Following the loss announcement on Thursday the company announced plans to close three of its plants in Japan as part of its efforts to restructure amid a fast changing market.
Sony is the latest in a string of big Japanese manufacturers to announce huge losses, hit by the twin effects of the global economic downturn and the soaring Japanese yen, which reduces the value of overseas earnings and makes Japanese products less competitive overseas.
The loss for the fiscal year ended March marks the first time Sony has slid into red ink from troubles in its core electronics business – which includes the Bravia line of flat panel TVs and its Powershot digital cameras.
Sony saw sales at its mobile phone joint venture with Ericsson tumble while losses have also mounted in its gaming division with its PS3 console struggling against rival offerings from Nintendo.
Analysts expect the global market for digital cameras and mobile phones to contract this year as the recession dampens replacement demand.
The last time Sony sank into a net loss, for the fiscal year ending March 1995, its movie division, marred by box office flops and lax cost controls, was to blame.
Howard Stringer, Sony's chief executive, has recently stepped up efforts to restructure its core business and introduce a new management team to better coordinate the company's sprawling operations spanning electronics, games, movies and semiconductors.
The company is in the process of shedding 16,000 jobs and reducing its network of 57 manufacturing sites by 10 percent to survive the financial crisis.
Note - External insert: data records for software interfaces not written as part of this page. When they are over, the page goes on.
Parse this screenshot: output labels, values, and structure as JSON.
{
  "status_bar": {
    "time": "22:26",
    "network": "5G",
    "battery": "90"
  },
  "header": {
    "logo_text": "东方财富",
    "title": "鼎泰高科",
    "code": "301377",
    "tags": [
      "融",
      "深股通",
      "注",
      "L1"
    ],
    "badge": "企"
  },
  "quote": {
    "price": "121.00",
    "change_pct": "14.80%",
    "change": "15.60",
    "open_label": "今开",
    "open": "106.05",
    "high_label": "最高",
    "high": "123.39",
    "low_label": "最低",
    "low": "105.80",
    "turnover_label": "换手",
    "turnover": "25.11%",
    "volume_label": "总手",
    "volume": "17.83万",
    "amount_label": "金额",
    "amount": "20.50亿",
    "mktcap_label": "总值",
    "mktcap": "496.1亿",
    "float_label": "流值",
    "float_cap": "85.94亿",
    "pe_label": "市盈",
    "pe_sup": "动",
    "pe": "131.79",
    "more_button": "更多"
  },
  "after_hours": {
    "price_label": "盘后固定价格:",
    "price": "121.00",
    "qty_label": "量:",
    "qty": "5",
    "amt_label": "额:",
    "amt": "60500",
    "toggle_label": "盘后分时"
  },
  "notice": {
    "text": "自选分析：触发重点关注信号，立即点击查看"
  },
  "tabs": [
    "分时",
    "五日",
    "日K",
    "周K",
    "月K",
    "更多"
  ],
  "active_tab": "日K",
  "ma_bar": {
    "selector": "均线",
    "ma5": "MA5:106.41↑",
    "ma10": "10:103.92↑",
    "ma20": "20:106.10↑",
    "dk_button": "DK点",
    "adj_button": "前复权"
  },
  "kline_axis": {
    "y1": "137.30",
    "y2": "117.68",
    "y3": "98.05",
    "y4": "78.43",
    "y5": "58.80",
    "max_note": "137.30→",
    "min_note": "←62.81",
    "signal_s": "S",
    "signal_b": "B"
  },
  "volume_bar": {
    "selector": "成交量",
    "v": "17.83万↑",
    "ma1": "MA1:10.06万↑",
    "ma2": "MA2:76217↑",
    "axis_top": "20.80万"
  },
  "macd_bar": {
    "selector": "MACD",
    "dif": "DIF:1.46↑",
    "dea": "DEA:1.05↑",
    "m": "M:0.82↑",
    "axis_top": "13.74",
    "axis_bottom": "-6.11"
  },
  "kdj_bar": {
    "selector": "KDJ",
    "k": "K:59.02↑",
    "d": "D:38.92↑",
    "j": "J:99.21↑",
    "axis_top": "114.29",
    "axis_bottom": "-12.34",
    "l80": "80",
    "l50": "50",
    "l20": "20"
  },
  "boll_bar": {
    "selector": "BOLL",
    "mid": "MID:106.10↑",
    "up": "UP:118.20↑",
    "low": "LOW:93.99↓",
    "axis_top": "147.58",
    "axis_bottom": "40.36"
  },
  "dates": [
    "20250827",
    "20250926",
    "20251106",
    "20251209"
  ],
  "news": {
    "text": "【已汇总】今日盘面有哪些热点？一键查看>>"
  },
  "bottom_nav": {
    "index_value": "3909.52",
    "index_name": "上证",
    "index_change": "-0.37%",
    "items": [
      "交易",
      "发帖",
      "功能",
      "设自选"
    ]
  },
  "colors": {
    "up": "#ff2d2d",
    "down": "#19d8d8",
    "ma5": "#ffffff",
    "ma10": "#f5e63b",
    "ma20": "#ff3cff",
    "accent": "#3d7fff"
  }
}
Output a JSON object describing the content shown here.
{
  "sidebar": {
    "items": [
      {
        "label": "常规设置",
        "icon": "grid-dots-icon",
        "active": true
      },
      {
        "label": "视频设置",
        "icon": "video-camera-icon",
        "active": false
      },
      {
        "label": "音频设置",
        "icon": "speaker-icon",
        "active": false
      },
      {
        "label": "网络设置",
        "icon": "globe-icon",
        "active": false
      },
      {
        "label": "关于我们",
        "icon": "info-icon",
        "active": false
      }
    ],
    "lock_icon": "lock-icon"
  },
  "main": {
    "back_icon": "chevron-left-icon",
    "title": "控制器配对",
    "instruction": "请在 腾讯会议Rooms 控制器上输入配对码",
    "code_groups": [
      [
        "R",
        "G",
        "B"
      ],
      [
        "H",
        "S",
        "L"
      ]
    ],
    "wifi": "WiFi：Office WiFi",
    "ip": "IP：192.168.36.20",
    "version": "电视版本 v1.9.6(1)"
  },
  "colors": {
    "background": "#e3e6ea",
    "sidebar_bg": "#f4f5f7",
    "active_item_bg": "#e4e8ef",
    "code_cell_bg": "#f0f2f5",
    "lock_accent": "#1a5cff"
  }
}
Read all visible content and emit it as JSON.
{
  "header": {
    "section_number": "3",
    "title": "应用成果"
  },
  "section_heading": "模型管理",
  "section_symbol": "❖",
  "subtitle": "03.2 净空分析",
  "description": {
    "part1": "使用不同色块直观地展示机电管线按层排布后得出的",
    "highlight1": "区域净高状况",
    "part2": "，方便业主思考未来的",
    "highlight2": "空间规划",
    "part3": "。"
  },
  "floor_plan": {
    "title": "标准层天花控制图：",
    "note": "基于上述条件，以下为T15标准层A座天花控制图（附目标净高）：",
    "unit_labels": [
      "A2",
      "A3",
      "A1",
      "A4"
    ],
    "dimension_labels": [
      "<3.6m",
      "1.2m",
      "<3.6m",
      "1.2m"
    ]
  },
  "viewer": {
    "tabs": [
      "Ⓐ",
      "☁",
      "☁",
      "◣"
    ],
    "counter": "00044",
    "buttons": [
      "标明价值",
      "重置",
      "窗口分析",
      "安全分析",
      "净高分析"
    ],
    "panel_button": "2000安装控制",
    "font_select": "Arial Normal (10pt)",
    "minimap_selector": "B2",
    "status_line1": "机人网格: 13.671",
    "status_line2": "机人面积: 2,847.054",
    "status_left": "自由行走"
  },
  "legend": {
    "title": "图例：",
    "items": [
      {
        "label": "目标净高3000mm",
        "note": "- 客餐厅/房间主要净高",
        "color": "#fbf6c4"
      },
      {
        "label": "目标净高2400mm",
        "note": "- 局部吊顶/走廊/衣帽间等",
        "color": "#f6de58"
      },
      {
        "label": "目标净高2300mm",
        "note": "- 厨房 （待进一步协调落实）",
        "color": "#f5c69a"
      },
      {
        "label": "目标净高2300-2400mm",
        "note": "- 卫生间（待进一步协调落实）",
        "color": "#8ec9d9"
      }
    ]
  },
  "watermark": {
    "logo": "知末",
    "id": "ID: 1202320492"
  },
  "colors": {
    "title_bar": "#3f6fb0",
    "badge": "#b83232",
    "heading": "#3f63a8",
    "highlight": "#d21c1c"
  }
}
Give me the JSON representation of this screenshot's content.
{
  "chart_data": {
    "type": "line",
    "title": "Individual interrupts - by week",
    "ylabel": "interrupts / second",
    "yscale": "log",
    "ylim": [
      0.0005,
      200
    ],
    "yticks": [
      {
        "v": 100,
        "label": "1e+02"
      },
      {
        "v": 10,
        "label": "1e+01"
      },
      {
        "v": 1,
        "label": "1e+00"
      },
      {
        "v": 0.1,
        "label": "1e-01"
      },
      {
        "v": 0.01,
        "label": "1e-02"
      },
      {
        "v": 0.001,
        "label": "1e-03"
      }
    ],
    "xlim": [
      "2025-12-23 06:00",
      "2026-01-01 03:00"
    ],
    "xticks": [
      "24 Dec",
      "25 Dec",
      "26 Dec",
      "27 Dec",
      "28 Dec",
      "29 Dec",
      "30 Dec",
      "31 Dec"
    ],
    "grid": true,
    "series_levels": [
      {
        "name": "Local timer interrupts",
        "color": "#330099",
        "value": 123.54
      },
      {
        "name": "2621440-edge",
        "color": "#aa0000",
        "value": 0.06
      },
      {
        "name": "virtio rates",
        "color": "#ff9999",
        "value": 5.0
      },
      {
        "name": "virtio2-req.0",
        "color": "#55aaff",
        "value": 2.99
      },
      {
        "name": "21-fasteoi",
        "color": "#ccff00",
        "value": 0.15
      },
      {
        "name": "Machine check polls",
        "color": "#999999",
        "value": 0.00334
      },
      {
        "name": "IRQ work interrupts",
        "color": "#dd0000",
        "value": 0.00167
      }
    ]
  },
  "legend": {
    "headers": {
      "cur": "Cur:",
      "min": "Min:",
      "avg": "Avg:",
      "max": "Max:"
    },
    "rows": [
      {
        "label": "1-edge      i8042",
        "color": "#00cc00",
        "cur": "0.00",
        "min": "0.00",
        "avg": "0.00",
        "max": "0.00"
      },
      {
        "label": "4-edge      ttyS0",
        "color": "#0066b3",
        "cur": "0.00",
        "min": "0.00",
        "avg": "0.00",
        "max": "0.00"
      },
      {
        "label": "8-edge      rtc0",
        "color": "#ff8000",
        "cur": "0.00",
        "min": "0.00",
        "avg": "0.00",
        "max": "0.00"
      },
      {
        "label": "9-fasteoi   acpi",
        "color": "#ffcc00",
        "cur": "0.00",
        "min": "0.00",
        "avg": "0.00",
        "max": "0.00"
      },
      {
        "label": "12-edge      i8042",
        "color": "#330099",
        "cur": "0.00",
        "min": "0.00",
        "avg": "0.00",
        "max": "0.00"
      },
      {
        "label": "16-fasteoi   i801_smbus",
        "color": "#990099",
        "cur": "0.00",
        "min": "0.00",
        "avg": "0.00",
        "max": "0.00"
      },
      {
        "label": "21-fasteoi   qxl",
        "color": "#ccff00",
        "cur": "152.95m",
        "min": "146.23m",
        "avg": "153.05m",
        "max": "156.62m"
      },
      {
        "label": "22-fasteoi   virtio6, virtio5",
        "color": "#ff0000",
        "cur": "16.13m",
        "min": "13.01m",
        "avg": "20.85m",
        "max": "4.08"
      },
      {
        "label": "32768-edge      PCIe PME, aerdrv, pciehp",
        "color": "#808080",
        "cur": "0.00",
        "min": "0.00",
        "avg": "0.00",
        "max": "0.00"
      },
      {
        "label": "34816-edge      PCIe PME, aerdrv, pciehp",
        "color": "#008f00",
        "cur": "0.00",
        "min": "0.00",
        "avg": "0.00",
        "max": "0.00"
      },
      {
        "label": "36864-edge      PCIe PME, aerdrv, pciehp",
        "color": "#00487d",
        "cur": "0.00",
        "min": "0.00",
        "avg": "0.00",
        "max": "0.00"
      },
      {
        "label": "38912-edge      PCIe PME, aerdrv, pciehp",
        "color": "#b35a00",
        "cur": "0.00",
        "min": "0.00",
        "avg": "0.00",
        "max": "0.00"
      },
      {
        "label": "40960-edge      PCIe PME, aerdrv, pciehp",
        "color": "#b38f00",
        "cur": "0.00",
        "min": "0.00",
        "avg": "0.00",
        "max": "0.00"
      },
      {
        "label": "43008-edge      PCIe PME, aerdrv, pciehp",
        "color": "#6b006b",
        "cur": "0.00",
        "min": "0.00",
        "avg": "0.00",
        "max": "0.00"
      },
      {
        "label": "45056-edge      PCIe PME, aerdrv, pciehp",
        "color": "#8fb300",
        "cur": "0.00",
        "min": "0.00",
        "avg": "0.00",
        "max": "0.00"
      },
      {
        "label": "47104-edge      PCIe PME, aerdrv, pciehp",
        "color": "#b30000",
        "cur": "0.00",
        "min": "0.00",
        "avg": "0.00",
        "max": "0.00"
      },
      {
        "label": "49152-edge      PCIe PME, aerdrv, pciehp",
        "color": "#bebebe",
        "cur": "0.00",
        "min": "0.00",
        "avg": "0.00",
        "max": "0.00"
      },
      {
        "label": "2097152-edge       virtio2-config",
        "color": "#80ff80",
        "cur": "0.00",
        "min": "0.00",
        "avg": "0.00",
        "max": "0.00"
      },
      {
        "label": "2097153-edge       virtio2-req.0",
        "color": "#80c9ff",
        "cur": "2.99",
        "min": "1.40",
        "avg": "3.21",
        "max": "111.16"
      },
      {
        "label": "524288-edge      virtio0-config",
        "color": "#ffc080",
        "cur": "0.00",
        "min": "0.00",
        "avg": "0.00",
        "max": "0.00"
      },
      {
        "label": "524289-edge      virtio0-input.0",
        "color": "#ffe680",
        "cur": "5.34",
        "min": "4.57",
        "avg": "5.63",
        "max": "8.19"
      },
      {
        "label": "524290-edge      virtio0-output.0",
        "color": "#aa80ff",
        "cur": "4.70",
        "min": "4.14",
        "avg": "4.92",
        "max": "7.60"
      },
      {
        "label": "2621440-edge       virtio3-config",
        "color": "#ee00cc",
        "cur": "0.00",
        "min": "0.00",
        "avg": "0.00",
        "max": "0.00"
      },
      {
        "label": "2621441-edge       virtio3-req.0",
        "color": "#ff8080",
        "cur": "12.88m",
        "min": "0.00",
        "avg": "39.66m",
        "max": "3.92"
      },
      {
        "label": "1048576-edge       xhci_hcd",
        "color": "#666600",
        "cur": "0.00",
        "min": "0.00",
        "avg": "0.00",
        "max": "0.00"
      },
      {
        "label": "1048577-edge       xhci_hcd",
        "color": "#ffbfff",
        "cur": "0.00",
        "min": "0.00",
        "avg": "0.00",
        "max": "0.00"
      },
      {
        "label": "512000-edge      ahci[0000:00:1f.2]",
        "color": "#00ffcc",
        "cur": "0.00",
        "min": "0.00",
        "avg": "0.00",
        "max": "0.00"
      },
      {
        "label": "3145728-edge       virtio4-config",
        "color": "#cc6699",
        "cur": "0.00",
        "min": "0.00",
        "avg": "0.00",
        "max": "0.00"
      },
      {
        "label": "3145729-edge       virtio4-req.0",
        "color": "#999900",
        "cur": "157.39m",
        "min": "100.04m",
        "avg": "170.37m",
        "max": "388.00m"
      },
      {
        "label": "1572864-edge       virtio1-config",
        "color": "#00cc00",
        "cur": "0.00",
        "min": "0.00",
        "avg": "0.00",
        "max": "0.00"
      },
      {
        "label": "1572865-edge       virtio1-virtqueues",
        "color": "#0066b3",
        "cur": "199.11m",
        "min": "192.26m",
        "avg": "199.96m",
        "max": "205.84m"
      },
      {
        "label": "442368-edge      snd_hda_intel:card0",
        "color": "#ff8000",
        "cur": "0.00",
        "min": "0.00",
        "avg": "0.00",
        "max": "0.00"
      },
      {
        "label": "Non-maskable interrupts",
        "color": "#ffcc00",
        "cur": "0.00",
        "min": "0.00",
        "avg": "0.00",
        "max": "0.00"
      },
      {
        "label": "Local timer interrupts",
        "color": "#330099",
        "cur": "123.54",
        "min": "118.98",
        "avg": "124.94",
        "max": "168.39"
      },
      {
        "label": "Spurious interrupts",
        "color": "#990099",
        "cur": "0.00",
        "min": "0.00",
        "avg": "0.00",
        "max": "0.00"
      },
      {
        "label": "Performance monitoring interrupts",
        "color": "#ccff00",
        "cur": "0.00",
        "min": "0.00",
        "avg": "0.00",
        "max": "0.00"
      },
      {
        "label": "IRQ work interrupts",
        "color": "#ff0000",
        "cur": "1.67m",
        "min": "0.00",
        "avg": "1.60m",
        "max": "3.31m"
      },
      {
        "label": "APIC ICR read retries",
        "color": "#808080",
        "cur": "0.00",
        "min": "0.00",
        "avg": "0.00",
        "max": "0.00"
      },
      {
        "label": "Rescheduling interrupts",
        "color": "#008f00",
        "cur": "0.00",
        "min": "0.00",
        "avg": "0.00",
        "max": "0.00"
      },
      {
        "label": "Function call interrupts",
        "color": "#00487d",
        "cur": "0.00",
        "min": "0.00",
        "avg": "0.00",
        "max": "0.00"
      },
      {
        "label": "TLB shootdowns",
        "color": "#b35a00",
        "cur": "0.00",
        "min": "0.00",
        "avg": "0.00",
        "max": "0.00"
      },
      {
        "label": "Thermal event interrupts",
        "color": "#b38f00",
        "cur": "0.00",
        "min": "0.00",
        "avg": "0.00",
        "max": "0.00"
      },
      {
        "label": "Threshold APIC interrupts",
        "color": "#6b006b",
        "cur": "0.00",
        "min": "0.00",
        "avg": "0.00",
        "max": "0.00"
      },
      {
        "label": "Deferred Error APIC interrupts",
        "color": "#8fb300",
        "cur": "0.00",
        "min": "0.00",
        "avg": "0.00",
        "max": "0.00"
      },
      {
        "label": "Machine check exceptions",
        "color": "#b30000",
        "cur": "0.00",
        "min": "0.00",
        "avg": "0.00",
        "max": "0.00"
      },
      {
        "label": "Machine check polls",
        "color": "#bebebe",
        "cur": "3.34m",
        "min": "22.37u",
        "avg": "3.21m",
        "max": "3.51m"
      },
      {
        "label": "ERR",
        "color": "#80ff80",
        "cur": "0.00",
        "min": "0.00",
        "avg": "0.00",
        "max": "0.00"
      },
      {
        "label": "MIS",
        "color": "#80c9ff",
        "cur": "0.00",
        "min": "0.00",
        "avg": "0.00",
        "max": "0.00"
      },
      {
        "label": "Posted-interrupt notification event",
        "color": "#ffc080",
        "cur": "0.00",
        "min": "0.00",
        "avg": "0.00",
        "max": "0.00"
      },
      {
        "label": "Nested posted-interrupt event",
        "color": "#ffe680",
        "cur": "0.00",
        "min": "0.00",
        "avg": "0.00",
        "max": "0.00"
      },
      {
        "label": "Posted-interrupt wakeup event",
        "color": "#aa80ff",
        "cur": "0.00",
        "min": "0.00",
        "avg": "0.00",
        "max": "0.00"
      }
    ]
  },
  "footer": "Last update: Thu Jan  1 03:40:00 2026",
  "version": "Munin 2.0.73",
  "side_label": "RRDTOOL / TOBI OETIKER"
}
Shares in Sony closed down 6.8 per cent on Thursday ahead of the earnings announcement.